2. Air Play
7. The Snake
Jeff Palmer - Hammond B3 Organ, bass pedals
Devin Garramone - Alto sax
John Fisher - Drums
Organ trios often include a saxophone to spice things up, but it is usually a tenor sax. This organ trio uses an alto-saxist, Devin Garramone, whose ability to reach the higher registers of the instrument reminds me of Ron Aspery, the altoist in Back Door, a short-lived British trio of the 1970s. In fact the interplay which made Back Door so memorable is also a feature of this organ trio. When there are only three of you, interplay and empathy are essential to give the group cohesion.
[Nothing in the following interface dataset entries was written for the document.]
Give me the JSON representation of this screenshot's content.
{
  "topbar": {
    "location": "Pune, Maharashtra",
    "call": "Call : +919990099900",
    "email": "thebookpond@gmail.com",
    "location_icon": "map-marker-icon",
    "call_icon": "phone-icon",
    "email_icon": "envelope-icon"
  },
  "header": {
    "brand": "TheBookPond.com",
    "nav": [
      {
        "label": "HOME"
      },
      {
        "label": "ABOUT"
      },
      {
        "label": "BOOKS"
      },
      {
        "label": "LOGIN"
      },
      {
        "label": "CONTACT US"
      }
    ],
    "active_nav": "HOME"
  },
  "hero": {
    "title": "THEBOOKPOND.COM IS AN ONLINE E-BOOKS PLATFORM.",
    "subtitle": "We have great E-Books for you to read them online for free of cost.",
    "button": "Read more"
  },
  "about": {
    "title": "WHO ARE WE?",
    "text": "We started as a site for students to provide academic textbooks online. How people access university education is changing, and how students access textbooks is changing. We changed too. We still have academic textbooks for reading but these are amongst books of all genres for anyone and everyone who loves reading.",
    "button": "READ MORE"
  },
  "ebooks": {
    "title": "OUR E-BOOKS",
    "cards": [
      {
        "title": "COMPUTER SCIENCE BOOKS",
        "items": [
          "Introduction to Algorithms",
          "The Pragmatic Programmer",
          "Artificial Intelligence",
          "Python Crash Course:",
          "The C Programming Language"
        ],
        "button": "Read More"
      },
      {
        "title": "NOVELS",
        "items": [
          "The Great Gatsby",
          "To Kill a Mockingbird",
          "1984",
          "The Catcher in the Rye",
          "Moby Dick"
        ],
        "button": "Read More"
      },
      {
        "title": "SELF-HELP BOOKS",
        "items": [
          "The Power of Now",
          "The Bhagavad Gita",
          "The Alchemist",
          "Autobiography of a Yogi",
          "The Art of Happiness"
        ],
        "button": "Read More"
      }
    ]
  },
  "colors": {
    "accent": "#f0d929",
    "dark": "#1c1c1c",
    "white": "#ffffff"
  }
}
And this trio's jazz-fusion style is similar to Back Door, with strong drums backing up the jazzy organ and sax.
Organist Jeff Palmer, who wrote all the tunes on this album, generally keeps rather subdued here, at least in comparison with some of the more extrovert Hammond B3 exponents. He tends to leave the top line to Garramone - who often ascends into shrieks - or harmonises prettily with him.
There is a certain tendency to sameness in the album, most likely because of the persistent funk drumming but also because many of the numbers are mid-tempo funk burners. A jazz standard played in simple four-four would have made a change. Yet there are plenty of outstandingly individual passages, frequently provided by Devin's sax, which can seem on the edge of avant-garde wildness. However, on a slow number like Destiny, Garramone can moderate his power to be soulfully emotional.
The title-track was recorded live (at least, judging from the enthusiastic applause at the end) and has a swirling, serpentine feel - but then so has Dialog and (unsurprisingly) The Snake. Relentless is a moody but effective solo for the Hammond organ.
Despite the tendencies towards sameness, this is a listenable album, given added spice by the skittish alto sax.